This post is the second in a series called “500 Words To Save The World.” Each day I will use just 500 words to address a problem that has been bugging you or me. If you want to get in on the conversation, tell me the problem you’d like discussed in the comments section of this post, or email me directly at firstname.lastname@example.org. You may start counting words… now!
The 2003 book (and 2011 film) Moneyball, tells the story of Billy Beane and how he and the Oakland A’s turned Major League Baseball upside down with a completely different approach to statistics called sabermetrics.
The crux of the story is that the conventional wisdom on player statistics was rooted in a 19th-century view of the game, and that measurements such as batting average, stolen bases, and RBIs, while accurate, were meaningless in the modern game.
The A’s started focusing on statistics they believed were more accurate, and in turn were able to acquire highly effective players at lower prices; players that everyone else was ignoring.
They stopped doing things the way they had always been done…
and they won, big.
With the third lowest payroll in the league, they won the AL west in 2002, 2003 and 2006. Every team in baseball now uses sabermetrics.
The other day Jim Clifton the CEO and Chairman of the Gallup polling organization, published a piece about the problems with the Unemployment Rate.
To be sure it was politically motivated (it was called The Big Lie), furthermore a criticism of statistics by the head of a polling organization should be taken with a chunk of salt. That said, the manner by which we measure how many Americans are working is long overdue for an Oakland A’s style makeover.
You would think that the National Unemployment Rate, issued monthly by the Bureau Of Labor Statistics would simply be this… the percentage of adult Americans that want full time jobs, but don’t have them.
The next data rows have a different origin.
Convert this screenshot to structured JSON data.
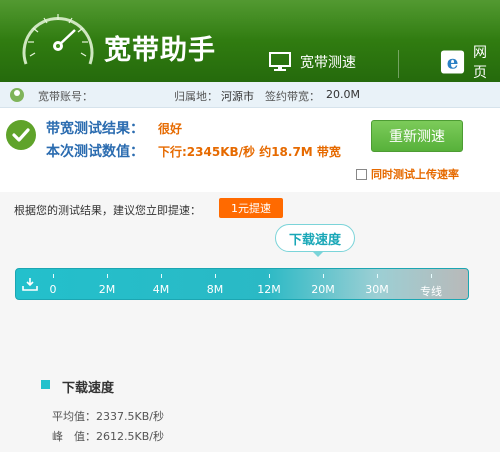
{
  "app": {
    "title": "宽带助手"
  },
  "nav": {
    "speed_label": "宽带测速",
    "web_label": "网页"
  },
  "account": {
    "account_label": "宽带账号：",
    "region_label": "归属地：",
    "region_value": "河源市",
    "bandwidth_label": "签约带宽：",
    "bandwidth_value": "20.0M"
  },
  "result": {
    "result_label": "带宽测试结果：",
    "result_value": "很好",
    "current_label": "本次测试数值：",
    "current_value": "下行:2345KB/秒 约18.7M 带宽",
    "retest_label": "重新测速",
    "upload_label": "同时测试上传速率",
    "upload_checked": false
  },
  "suggestion": {
    "text": "根据您的测试结果，建议您立即提速：",
    "promo_label": "1元提速"
  },
  "meter": {
    "bubble_label": "下载速度",
    "ticks": [
      "0",
      "2M",
      "4M",
      "8M",
      "12M",
      "20M",
      "30M",
      "专线"
    ]
  },
  "stats": {
    "title": "下载速度",
    "avg_label": "平均值：",
    "avg_value": "2337.5KB/秒",
    "peak_label": "峰　值：",
    "peak_value": "2612.5KB/秒"
  },
  "colors": {
    "brand_green": "#2f7a10",
    "accent_orange": "#e66a00",
    "meter_teal": "#23c0cc",
    "link_blue": "#2b6cb0"
  },
  "icons": {
    "gauge": "speedometer-icon",
    "monitor": "monitor-icon",
    "browser": "ie-browser-icon",
    "user": "user-icon",
    "ok": "check-icon",
    "download": "download-icon"
  }
}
Unfortunately this is not the case.
The current stated unemployment rate is 5.6%, but that number does not include:
- Anyone who has given up looking for a job, but would still work if they could find one
- Anyone who wants full time employment, but works a minimum of one hour each week and is paid at least $20 for that work. Basically anyone who wants a full time job, but is trying to get by on what they can find
- Anyone who is out of work, but has not applied for unemployment benefits
Basically the people who have been unemployed the longest, and the people who are doing whatever they can to scrape by, are not being counted at all.
What I’m talking about here is not political. Politicians of every persuasion for have used the current measure for as long as it has been in existence. I am not talking about policy or ideology, I am simply asking our government (no matter who is running it) to give us meaningful, accurate data.
I propose a new unemployment rate that is simply the percentage of adult Americans who would like to have a full time job but don’t, period.
That number is not 5.6%… it is 11.2%. I think Billy Beane would approve!
Copyright © 2015 – Stephen S. Nazarian – All rights reserved.(Unemployment Moneyball)